Stargazers are buzzing about a bright new comet. The ball of dust and ice is formally named C/2023 P1, but is also called Comet Nishimura, after the Japanese photographer who first spotted it.
It will be visible for the next few mornings, just before sunrise, when it will glow green low on the horizon.
What is a comet?
Comets are frozen leftovers from the formation of the solar system composed of dust, rock, and ice. They range from a few miles to tens of miles wide, but as they orbit closer to the Sun, they heat up and spew gases and dust into a glowing head that can be larger than a planet. This material forms a tail that stretches millions of miles.
How was the comet discovered?
Mr. Nishimura captured the comet on Aug. 12 while imaging the sky before sunrise with a digital camera — the third comet he has discovered. He reported the sighting to the Central Bureau for Astronomical Telegrams, which alerted astronomers around the world.
How can I see the comet?
The best time to catch Comet Nishimura is over the coming mornings. Its brightness will peak over the weekend and into Monday’s sunrise, rivaling that of the North Star. You can use binoculars or a telescope for an even better view.
To see Comet Nishimura, first go to a location where you can clearly see the eastern horizon, without any trees or other barriers in the way. Over the ocean, atop a high-rise building or on a cliff-top are great sites.
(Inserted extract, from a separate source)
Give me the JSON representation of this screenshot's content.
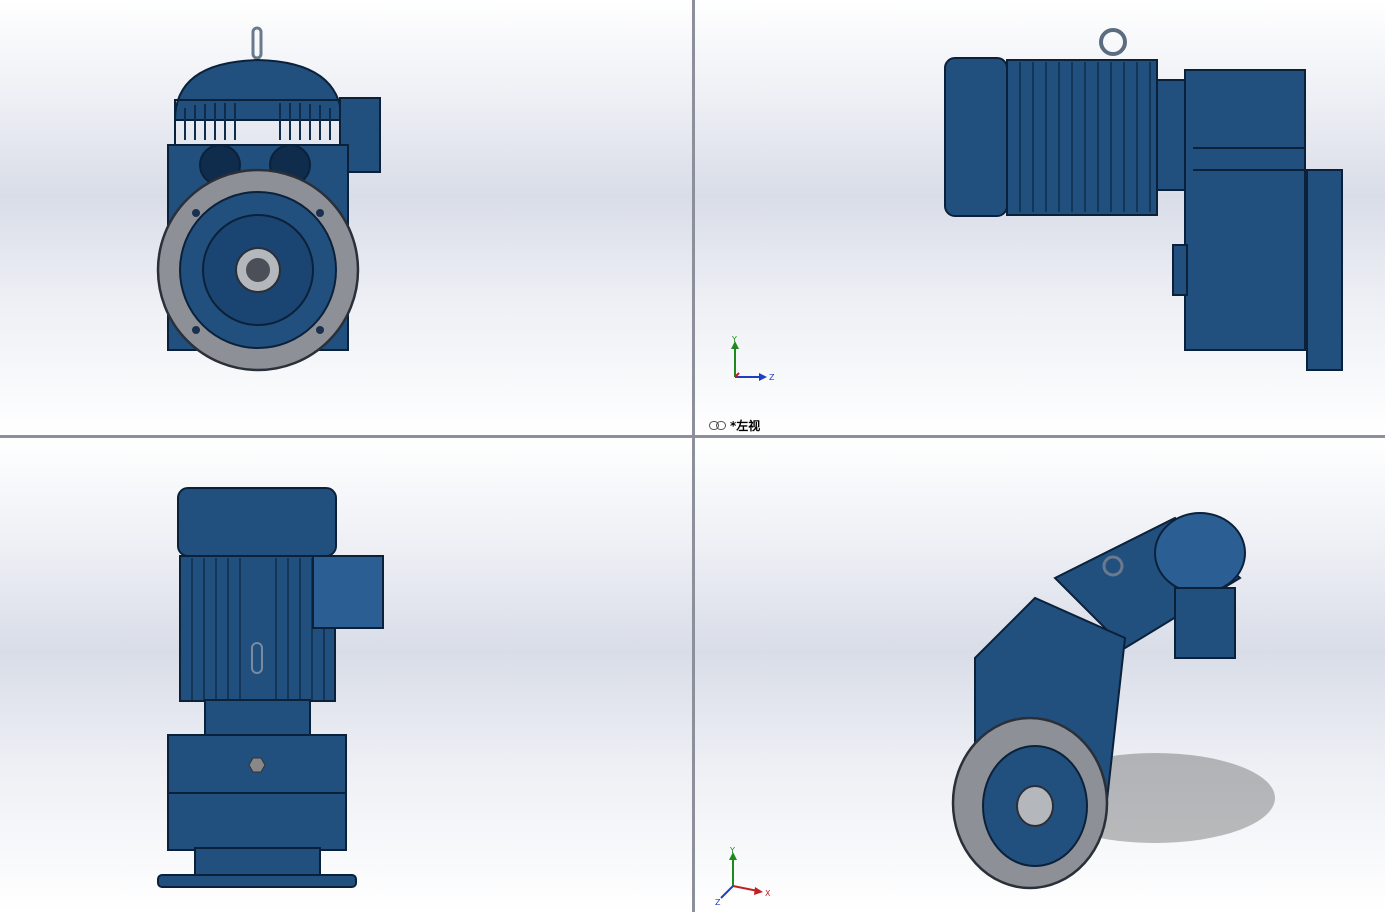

To find the comet in the sky, set up shop about an hour and a half before sunrise, and look for a small streak to the lower left of Venus, a bright orb in the east just above the horizon. Another way to track down the comet is to look to the left of Regulus, a bright star in the constellation Leo.
After Sept. 11, Comet Nishimura will dip below the horizon and be more difficult to find in the evening sky because of the brightness of the sunset.